[Provided records]
......

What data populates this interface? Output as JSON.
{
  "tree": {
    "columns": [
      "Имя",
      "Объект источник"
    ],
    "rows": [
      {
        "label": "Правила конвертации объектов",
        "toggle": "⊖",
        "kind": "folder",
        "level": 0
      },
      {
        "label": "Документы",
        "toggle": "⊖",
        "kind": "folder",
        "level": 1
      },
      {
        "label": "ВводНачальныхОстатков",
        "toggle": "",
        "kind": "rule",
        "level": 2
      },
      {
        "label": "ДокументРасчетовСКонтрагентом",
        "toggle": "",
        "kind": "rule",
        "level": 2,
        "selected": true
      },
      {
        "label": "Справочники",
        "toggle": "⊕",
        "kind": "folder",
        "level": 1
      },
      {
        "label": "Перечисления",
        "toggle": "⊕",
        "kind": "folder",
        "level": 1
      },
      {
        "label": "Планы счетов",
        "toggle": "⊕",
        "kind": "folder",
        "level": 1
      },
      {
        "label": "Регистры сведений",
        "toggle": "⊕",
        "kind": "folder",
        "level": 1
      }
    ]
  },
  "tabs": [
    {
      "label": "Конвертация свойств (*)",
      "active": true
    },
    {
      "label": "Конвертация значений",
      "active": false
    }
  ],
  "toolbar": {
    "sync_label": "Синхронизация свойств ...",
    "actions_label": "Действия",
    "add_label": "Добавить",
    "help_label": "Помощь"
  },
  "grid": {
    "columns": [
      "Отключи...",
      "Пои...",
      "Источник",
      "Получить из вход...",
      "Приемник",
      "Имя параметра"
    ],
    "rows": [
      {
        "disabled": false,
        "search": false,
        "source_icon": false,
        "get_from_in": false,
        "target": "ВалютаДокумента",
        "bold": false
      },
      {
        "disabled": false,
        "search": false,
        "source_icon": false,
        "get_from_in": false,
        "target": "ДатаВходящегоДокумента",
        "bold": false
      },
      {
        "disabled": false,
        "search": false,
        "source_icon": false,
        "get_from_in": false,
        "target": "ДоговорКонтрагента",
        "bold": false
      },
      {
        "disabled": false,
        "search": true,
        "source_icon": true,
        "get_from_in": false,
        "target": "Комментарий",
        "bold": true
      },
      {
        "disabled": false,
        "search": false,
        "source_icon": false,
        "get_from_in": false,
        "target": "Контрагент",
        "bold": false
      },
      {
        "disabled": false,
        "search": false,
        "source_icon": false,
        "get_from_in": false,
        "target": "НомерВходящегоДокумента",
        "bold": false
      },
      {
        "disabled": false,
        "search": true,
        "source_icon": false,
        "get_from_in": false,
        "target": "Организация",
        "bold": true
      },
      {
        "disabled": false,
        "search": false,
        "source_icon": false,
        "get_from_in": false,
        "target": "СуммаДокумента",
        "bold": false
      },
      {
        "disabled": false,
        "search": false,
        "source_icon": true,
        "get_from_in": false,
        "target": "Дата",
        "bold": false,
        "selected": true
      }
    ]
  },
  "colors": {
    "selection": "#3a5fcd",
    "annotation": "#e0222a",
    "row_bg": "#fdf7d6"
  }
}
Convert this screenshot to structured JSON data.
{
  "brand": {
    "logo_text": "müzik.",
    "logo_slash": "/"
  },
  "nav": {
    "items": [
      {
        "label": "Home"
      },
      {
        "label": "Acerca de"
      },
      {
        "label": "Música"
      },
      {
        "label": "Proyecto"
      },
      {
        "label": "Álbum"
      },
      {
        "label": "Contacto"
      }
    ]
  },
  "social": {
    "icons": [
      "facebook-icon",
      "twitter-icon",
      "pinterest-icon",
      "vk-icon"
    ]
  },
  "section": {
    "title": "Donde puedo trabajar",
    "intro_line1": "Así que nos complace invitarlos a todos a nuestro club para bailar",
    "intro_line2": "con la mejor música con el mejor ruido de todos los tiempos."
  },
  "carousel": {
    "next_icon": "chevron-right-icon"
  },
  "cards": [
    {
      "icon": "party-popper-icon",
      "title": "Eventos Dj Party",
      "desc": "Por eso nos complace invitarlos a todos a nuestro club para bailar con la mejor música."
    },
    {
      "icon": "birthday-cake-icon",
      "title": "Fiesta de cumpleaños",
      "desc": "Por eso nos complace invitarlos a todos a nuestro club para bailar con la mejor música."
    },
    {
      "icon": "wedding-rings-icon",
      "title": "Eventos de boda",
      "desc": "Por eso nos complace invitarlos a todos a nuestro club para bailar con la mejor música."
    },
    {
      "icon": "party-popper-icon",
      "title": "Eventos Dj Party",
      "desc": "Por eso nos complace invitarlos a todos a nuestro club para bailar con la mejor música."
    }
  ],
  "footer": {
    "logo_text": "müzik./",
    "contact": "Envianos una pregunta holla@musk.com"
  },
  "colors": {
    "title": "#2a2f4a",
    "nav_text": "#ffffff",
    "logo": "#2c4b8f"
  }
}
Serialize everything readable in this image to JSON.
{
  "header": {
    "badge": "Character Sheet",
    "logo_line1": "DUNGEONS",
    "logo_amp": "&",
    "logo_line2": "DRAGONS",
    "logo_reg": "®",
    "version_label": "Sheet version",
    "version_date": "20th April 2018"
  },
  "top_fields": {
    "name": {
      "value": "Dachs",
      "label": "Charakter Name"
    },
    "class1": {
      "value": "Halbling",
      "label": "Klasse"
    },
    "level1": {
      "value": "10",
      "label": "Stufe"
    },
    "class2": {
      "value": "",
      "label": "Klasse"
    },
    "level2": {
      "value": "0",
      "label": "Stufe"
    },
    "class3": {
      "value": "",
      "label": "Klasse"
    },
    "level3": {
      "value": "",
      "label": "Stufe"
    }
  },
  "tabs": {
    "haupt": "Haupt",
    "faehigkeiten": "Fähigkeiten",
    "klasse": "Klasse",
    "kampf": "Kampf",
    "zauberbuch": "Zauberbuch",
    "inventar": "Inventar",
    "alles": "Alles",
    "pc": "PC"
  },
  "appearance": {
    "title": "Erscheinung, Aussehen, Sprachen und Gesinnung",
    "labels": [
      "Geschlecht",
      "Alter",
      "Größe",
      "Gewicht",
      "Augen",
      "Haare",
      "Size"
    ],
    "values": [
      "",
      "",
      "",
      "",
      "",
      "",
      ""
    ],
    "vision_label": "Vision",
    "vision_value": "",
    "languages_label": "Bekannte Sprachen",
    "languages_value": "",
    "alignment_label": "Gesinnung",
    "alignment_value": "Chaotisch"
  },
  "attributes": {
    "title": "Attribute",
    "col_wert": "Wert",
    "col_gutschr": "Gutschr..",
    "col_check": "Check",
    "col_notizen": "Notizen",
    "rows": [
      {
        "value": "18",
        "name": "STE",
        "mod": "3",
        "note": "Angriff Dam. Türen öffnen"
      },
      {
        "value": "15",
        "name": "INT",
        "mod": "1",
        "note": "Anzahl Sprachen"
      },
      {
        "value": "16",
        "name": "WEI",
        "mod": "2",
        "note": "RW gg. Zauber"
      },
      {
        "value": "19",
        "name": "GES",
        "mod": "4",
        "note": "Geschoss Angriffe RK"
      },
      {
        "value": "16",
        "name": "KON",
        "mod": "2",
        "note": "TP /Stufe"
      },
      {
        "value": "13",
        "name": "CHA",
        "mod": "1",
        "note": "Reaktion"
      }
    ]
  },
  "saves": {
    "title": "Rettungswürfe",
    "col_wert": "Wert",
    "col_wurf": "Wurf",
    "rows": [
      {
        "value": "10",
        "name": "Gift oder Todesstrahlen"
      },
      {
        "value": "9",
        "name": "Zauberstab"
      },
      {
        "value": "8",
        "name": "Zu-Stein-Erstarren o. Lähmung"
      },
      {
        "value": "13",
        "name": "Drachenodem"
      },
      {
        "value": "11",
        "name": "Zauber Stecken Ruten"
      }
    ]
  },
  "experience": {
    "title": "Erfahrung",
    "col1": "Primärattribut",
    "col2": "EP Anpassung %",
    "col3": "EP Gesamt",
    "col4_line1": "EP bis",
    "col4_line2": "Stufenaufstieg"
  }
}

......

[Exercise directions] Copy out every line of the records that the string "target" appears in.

[Result of the task]
        "target": "ВалютаДокумента",
        "target": "ДатаВходящегоДокумента",
        "target": "ДоговорКонтрагента",
        "target": "Комментарий",
        "target": "Контрагент",
        "target": "НомерВходящегоДокумента",
        "target": "Организация",
        "target": "СуммаДокумента",
        "target": "Дата",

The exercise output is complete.